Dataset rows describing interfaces
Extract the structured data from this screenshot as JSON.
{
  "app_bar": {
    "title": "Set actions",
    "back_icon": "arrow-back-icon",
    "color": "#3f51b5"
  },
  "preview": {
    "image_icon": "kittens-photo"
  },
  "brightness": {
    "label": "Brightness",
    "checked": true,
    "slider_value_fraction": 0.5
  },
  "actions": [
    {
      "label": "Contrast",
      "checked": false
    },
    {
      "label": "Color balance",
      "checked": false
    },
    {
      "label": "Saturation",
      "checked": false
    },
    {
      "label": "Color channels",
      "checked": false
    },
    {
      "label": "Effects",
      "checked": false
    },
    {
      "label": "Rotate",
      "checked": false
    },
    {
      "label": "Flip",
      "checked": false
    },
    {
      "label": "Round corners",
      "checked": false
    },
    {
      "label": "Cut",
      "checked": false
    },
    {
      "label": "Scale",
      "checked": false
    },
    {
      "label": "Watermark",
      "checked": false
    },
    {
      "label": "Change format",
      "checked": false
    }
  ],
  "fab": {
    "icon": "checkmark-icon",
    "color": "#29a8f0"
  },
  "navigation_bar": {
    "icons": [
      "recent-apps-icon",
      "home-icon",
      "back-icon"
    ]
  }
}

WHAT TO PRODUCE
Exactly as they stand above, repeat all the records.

COMPLETED EXERCISE
Extract the structured data from this screenshot as JSON.
{
  "app_bar": {
    "title": "Set actions",
    "back_icon": "arrow-back-icon",
    "color": "#3f51b5"
  },
  "preview": {
    "image_icon": "kittens-photo"
  },
  "brightness": {
    "label": "Brightness",
    "checked": true,
    "slider_value_fraction": 0.5
  },
  "actions": [
    {
      "label": "Contrast",
      "checked": false
    },
    {
      "label": "Color balance",
      "checked": false
    },
    {
      "label": "Saturation",
      "checked": false
    },
    {
      "label": "Color channels",
      "checked": false
    },
    {
      "label": "Effects",
      "checked": false
    },
    {
      "label": "Rotate",
      "checked": false
    },
    {
      "label": "Flip",
      "checked": false
    },
    {
      "label": "Round corners",
      "checked": false
    },
    {
      "label": "Cut",
      "checked": false
    },
    {
      "label": "Scale",
      "checked": false
    },
    {
      "label": "Watermark",
      "checked": false
    },
    {
      "label": "Change format",
      "checked": false
    }
  ],
  "fab": {
    "icon": "checkmark-icon",
    "color": "#29a8f0"
  },
  "navigation_bar": {
    "icons": [
      "recent-apps-icon",
      "home-icon",
      "back-icon"
    ]
  }
}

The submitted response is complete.